4. She seems a little to waver about the threatening, and is not so particular and faithful in the repetition of that as of the precept. God has said, In the day thou eatest thereof thou shalt surely die; all she makes of that is, Lest you die.
Note, Wavering faith and wavering resolutions give great advantage to the tempter.
He [the serpent] denies that there was any danger in it, insisting that, though it might be the transgressing of a precept, yet it would not be the incurring of a penalty: You shall not surely die, Genesis 3:4. “You shall not dying die,” so the word is, in direct contradiction to what God had said. Either,
1. “It is not certain that you shall die,” so some. “It is not so sure as you are made to believe it is.” Thus Satan endeavours to shake that which he cannot overthrow, and invalidates the force of divine threatenings by questioning the certainty of them; and, when once it is supposed possible that there may be falsehood or fallacy in any word of God, a door is then opened to downright infidelity. Satan teaches men first to doubt and then to deny; he makes them sceptics first, and so by degrees makes them atheists. Or,

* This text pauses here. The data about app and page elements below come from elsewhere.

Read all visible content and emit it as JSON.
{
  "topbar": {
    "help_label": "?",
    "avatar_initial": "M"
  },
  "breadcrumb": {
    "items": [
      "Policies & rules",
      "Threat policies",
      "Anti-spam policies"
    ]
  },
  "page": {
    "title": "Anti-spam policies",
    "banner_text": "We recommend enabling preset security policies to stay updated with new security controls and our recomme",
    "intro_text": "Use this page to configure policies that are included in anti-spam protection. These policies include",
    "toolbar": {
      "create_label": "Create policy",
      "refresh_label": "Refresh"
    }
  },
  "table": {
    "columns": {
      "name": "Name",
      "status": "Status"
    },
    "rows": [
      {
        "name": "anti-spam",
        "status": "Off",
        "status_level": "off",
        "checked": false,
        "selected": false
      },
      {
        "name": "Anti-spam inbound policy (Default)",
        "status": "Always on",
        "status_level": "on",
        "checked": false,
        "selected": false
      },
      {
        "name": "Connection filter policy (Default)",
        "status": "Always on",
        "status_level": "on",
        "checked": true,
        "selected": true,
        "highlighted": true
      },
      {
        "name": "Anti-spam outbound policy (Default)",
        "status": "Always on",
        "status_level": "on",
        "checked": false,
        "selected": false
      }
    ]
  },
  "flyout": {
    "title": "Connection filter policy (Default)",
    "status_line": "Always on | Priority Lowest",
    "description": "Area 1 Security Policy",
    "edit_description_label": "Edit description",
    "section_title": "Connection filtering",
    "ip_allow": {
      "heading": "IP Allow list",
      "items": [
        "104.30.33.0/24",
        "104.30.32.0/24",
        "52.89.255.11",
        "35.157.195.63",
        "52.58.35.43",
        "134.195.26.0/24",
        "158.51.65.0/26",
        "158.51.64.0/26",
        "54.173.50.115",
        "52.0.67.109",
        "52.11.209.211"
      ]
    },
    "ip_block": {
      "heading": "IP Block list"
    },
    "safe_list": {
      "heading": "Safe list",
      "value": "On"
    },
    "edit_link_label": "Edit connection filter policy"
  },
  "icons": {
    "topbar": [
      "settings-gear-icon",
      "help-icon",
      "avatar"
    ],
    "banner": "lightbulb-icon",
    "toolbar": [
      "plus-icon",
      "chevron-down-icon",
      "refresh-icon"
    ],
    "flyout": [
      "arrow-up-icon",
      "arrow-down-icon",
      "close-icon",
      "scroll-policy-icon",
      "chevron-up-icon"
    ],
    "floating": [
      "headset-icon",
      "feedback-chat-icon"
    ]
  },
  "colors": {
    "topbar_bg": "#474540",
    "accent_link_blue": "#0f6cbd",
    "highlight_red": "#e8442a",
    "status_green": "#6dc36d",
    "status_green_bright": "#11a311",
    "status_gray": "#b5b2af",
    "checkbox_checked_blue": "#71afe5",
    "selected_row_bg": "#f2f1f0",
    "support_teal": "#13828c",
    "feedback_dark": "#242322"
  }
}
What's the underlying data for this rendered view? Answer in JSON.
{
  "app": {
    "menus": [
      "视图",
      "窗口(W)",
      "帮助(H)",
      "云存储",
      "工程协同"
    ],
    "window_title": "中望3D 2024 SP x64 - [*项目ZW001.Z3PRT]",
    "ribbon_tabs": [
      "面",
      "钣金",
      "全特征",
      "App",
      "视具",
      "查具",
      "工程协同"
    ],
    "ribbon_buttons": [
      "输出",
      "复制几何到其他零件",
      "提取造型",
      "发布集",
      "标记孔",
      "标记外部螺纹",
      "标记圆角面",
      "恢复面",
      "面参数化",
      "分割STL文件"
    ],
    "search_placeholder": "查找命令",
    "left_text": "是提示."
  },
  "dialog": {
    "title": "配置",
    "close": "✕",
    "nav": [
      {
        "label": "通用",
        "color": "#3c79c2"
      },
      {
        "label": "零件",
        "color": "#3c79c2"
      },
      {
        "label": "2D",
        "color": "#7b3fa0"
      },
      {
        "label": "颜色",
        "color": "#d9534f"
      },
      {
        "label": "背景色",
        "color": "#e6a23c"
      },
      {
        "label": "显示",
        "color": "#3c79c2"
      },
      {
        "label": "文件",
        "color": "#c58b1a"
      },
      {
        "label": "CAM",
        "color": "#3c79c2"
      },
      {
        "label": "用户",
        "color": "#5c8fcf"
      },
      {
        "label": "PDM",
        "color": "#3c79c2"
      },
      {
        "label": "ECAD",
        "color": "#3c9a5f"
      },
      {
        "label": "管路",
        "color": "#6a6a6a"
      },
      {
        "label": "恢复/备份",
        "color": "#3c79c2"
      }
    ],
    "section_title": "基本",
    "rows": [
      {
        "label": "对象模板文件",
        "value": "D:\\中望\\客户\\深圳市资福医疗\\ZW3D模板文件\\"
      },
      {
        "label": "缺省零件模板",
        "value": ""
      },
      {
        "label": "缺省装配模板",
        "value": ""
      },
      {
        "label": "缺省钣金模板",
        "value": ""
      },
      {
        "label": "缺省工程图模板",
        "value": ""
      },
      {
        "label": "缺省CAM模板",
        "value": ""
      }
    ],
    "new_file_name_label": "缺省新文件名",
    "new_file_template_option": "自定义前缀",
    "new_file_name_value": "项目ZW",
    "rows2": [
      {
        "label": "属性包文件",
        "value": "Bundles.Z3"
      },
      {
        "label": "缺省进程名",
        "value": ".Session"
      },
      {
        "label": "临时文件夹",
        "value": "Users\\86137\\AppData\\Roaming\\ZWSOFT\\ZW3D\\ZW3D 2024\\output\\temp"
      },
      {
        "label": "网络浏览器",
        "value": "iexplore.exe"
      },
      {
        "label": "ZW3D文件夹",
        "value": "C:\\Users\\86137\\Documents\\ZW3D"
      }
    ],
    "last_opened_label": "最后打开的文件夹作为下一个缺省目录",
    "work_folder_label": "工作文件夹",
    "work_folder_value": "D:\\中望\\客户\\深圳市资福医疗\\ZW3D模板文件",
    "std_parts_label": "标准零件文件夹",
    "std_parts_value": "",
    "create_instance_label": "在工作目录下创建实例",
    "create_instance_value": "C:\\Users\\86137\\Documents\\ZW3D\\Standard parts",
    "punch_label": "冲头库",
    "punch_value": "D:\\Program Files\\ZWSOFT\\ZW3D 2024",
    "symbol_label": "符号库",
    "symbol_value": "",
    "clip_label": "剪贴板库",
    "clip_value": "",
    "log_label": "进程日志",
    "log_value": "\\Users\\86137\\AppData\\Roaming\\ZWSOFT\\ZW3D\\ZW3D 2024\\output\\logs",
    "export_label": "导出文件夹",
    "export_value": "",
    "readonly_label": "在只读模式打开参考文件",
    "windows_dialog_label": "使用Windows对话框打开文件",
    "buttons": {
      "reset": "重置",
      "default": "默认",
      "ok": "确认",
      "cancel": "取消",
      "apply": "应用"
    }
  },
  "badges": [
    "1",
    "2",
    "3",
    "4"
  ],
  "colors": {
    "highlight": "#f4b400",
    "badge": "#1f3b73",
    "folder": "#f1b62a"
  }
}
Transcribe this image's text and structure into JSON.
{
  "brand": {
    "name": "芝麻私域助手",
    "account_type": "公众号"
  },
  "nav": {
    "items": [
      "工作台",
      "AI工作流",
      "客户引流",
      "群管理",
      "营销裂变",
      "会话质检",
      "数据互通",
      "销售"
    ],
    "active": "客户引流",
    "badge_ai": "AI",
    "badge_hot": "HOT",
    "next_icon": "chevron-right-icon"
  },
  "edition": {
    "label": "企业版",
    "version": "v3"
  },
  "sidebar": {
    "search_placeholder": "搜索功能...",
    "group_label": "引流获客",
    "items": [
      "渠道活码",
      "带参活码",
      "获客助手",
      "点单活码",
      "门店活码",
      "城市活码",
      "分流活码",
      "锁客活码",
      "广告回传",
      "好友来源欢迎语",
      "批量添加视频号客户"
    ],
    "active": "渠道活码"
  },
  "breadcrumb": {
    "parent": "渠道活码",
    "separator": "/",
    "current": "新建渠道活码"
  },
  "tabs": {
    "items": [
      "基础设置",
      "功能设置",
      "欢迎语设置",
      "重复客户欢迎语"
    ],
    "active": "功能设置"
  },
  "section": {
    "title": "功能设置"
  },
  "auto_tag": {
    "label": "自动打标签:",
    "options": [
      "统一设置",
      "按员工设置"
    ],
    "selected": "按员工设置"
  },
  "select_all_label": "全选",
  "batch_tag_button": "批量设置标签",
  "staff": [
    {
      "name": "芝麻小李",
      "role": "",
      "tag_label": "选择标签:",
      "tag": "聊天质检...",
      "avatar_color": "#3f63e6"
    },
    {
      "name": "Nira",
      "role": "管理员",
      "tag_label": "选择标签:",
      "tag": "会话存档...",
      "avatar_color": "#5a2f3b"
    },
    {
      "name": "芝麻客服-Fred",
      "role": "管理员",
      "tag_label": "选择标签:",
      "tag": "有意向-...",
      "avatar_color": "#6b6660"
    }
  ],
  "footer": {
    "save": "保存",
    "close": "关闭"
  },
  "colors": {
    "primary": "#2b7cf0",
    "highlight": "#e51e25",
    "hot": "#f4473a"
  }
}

2. “It is certain you shall not die,” so others. He avers his contradiction with the same phrase of assurance that God had used in ratifying the threatening. He began to call the precept in question (Genesis 3:1), but, finding that the woman adhered to that, he quitted that battery, and made his second onset upon the threatening, where he perceived her to waver; for he is quick to spy all advantages, and to attack the wall where it is weakest: You shall not surely die. This was a lie, a downright lie; for,
b) It was contrary to his own knowledge. When he told them there was no danger in disobedience and rebellion he said that which he knew, by woeful experience, to be false . He had broken the law of his creation, and had found, to his cost, that he could not prosper in it; and yet he tells our first parents they shall not die. He concealed his own misery, that he might draw them into the like: thus he still deceives sinners into their own ruin. He tells them that, though they sin, they shall not die; and gains credit rather than God, who tells them, The wages of sin is death.
Note, Hope of impunity is a great support to all iniquity, and impenitency in it. I shall have peace, though I walk in the imagination of my heart, Deuteronomy 29:19.
Let us be aware and wary. Aware in what we do, and wary of the snares of the enemy who is out to entrap us, just as he did Eve.